Curious Louis: What’s up with that backward Maplewood sign?
Rick Jackoway recently moved back to St. Louis after 26 years away. When he drove under a sign on the MetroLink overpass on Manchester Road he thought, “Well, you don’t see that every day!”
So he asked our new Curious Louis project:
“Are other people curious like me? Has this been done in other places around the country, or just Maplewood?” Jackoway elaborated when we talked.
I called Maplewood City Hall and found out the creation is indeed unique. But it isn’t just a sign, originally had nothing to do with the city’s name and wasn’t even commissioned by the municipality but by MetroLink’s Arts in Transit project.
“People had lived there for generations and there were a lot of little family homes,” Zweig said. “But then younger people were moving in because it’s a good, inexpensive place to live.”
‘Backward into the future’
The dichotomy made Zweig think of communications prophet Marshall McLuhan(who famously said in 1964, “The medium is the message.”) But it was another of McLuhan’s quotes that struck her: “We look at the present through a rear view mirror. We march backward into the future.”
With that in mind, Zweig noticed a couple of boarded-up houses, set for demolition.
“I had this idea of making this signage out of these houses to make this 'past' and 'future' of Maplewood real and concrete,” Zweig said.
Zweig envisioned the word “Maplewood” spelled out properly, left to right, as drivers headed east on Manchester into the city, and flipped backward as they drove west. In the backward version, the brick, tile and doorknobs would remain worn, recalling the old days. Letters on the forward side would be made of new or refinished materials, showing the way ahead. Both would be illuminated at night.

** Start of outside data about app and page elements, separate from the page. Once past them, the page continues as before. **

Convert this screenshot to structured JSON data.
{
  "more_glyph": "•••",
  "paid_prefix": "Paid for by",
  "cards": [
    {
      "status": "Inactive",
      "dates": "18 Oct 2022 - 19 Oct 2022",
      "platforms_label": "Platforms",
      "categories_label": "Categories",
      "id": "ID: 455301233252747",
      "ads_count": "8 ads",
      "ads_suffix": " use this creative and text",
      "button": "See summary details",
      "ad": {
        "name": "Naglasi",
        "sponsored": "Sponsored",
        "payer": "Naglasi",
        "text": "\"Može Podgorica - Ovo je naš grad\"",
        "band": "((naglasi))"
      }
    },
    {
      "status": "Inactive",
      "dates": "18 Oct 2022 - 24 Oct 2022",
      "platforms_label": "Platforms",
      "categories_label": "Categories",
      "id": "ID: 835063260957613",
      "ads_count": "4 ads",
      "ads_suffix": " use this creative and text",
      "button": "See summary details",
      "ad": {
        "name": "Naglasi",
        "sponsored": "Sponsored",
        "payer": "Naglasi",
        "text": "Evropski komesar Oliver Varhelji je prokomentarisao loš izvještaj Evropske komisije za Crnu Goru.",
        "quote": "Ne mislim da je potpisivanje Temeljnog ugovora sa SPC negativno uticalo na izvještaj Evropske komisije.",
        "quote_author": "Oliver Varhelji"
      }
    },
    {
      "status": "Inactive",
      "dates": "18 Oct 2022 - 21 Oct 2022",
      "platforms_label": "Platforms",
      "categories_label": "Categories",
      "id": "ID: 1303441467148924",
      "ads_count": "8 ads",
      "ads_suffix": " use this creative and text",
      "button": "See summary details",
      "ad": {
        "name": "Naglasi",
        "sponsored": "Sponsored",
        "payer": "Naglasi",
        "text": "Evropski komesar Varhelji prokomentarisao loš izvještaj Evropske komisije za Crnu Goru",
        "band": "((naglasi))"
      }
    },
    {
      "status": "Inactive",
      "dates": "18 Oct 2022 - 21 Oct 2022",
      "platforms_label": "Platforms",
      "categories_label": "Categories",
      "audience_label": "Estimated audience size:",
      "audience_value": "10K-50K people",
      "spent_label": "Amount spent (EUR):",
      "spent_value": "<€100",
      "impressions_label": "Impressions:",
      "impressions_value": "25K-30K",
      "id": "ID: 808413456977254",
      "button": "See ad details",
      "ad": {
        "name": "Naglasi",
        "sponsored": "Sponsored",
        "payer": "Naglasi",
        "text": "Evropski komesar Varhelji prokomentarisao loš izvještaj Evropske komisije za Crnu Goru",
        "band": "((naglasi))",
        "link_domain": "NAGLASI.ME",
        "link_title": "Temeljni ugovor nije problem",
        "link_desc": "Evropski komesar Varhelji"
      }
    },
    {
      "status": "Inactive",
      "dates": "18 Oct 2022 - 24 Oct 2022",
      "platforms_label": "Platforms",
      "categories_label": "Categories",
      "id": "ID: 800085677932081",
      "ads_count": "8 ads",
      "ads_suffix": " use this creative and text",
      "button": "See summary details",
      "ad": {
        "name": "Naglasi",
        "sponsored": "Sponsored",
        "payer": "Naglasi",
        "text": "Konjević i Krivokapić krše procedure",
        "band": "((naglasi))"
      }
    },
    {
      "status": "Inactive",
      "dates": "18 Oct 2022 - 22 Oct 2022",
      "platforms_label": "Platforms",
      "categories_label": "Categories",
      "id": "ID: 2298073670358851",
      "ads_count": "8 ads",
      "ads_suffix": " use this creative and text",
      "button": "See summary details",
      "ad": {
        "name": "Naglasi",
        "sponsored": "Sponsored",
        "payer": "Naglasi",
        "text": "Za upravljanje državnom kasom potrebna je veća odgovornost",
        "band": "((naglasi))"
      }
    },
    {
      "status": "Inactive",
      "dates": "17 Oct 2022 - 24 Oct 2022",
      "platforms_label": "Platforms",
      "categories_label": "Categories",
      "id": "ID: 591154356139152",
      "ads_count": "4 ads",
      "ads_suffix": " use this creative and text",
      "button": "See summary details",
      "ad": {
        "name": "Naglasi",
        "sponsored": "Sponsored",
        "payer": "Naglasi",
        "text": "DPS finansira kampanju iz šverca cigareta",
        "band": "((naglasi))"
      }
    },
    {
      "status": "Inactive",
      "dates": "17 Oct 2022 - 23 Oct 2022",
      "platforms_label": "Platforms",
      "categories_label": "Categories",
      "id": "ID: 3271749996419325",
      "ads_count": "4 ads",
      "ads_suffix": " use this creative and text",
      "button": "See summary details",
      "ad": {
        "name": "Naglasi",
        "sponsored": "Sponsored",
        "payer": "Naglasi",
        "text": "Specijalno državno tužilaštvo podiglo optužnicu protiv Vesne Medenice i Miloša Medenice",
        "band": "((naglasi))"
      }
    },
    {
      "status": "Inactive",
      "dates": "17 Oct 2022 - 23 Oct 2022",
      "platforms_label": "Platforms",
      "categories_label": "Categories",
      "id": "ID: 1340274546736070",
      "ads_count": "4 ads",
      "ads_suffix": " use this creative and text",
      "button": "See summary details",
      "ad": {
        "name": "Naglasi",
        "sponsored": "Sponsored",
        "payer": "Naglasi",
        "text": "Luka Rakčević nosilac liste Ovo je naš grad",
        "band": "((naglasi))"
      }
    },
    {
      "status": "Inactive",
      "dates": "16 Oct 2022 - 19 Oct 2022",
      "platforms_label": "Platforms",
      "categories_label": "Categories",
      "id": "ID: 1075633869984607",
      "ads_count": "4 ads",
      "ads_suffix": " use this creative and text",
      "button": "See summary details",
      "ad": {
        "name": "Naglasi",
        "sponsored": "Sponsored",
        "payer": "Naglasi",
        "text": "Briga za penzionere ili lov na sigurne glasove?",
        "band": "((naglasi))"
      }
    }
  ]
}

She completed and installed the project in 2007, thinking, "people would find it delightful and funny."
But not everyone understood it, according to Maplewood’s community development director Rachelle L’Ecuyer. While it was being installed, L'Ecuyer took calls from confused residents.
“They would say things like, ‘Hey, I just drove on Manchester. I think the guys’s got the letters on the sign backward,’” L’Ecuyer remembered.
It was mostly older folks, L’Ecuyer said. Even after they realized the name was supposed to be reversed, a few still didn’t like it.
“Some of them thought they were being made fun of. They’d say, ‘Oh they’re saying Maplewood is backward,’" L’Ecuyer said.
Still, there were more positive reactions than negative. And after all, art is supposed to be thought-provoking.
“Public art is all about the discourse,” L’Ecuyer said.
So what does our Curious Louis inquirer think about the story behind the sign?
“I will tell you, that’s much more interesting than I thought it was going to be,” Rick Jackoway said. “The artist really put some thought into it.”
As for the naysayers, Jackoway reminds them to think back to the advent of St. Louis’ largest piece of public art, installed in 1965.
“Even with the Arch, some people were like, ‘Oh, not so much.’ But people have come to love it,” Jackoway said.
And just like the Arch, the Maplewood project went through more than one iteration before becoming the icon we see today.
One of the early ideas was to create LED letters to represent Maplewood, perhaps with people moving about. Rachelle L’Ecuyer said the design reminded her of a sculpture at Citygarden in downtown St. Louis.
The piece by British artist Julian Opie, called “This Is Kiera and Julian Walking,”is a popular attraction. But Zweig decided using LED for the Maplewood project would be too high-tech, not representative of the city. Jackoway thinks it was the right decision.
“It sounds a little complicated and I wonder if people would be looking at the sign and not the street,” Jackoway said. “I think if you put too much up there, it would be distracting.”
But the Maplewood forward-and-backward display, especially now that he knows the backstory?
“I think it’s very cool,” Jackoway said.
Follow Nancy Fowler on Twitter: @NancyFowlerSTL